■ Exercise description:
Among the lines of the data, copy those that hold "JSON".

■ Extracted records:

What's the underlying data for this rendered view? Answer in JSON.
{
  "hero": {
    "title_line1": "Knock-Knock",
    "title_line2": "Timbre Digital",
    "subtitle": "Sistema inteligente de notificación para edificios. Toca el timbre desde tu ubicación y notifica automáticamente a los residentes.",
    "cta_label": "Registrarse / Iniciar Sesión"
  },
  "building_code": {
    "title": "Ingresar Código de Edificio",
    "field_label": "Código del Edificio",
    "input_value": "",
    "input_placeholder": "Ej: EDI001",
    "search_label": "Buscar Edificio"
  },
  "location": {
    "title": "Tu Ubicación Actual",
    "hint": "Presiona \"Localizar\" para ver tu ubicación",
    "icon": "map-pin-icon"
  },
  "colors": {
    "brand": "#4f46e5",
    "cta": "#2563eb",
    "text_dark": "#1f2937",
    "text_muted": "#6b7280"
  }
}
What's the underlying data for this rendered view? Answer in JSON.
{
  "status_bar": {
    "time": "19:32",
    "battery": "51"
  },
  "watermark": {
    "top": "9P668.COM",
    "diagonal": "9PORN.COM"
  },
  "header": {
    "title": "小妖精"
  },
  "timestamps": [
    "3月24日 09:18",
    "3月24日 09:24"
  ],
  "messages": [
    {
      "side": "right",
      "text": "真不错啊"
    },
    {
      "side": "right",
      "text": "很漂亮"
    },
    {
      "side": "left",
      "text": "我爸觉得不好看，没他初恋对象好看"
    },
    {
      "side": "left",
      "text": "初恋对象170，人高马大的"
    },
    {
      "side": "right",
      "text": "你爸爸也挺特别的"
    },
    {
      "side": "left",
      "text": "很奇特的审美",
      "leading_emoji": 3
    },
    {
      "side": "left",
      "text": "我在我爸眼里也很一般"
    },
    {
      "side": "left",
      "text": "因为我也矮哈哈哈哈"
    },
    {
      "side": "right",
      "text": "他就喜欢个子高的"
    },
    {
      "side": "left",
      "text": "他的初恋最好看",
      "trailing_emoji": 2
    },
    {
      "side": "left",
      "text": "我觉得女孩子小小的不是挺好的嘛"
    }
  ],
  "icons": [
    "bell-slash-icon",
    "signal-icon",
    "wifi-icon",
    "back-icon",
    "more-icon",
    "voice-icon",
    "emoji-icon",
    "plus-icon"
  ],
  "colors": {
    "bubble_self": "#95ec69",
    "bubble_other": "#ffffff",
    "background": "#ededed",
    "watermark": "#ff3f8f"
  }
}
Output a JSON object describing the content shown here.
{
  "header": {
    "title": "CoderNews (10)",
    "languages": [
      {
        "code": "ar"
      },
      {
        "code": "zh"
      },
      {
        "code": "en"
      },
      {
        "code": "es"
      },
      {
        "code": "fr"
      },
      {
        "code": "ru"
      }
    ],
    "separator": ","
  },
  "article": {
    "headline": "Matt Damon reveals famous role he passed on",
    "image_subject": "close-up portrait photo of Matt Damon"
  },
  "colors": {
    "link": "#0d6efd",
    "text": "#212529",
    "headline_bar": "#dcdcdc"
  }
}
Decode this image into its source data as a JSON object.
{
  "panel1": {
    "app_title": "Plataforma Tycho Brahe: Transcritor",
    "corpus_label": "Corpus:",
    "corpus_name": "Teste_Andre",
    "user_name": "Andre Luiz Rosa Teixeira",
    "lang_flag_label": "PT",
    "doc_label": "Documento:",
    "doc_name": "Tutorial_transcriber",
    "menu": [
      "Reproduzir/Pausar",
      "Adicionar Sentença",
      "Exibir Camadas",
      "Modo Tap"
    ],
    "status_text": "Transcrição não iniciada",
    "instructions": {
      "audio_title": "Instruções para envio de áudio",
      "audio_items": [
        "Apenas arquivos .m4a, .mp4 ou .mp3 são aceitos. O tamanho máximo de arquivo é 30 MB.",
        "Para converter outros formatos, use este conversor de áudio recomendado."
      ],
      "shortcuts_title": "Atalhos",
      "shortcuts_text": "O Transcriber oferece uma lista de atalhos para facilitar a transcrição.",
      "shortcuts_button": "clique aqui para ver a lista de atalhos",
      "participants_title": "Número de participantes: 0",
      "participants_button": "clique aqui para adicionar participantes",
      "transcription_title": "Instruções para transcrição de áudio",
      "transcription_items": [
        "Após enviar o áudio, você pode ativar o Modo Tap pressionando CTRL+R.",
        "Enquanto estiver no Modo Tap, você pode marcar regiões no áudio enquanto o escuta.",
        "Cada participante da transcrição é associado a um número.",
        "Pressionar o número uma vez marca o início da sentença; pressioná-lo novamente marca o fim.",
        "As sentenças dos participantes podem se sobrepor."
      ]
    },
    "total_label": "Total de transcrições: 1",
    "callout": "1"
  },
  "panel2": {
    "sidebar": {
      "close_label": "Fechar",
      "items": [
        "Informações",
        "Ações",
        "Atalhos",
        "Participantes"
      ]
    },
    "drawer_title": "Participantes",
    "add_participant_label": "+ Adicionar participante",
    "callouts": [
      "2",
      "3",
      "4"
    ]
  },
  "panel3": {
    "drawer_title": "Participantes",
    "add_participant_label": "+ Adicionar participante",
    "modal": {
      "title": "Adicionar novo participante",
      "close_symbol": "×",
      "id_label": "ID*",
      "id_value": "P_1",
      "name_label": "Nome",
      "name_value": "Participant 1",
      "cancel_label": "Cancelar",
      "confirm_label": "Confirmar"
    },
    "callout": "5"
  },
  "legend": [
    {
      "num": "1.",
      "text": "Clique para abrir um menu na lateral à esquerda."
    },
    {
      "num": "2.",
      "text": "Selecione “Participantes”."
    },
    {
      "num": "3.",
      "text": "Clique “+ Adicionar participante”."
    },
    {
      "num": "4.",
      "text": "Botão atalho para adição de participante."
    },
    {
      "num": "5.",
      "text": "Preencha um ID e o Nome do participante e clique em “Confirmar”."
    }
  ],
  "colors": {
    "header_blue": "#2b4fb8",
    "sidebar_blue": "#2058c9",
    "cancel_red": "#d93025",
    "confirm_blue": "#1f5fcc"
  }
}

■ Worked solution:
What's the underlying data for this rendered view? Answer in JSON.
What's the underlying data for this rendered view? Answer in JSON.
Output a JSON object describing the content shown here.
Decode this image into its source data as a JSON object.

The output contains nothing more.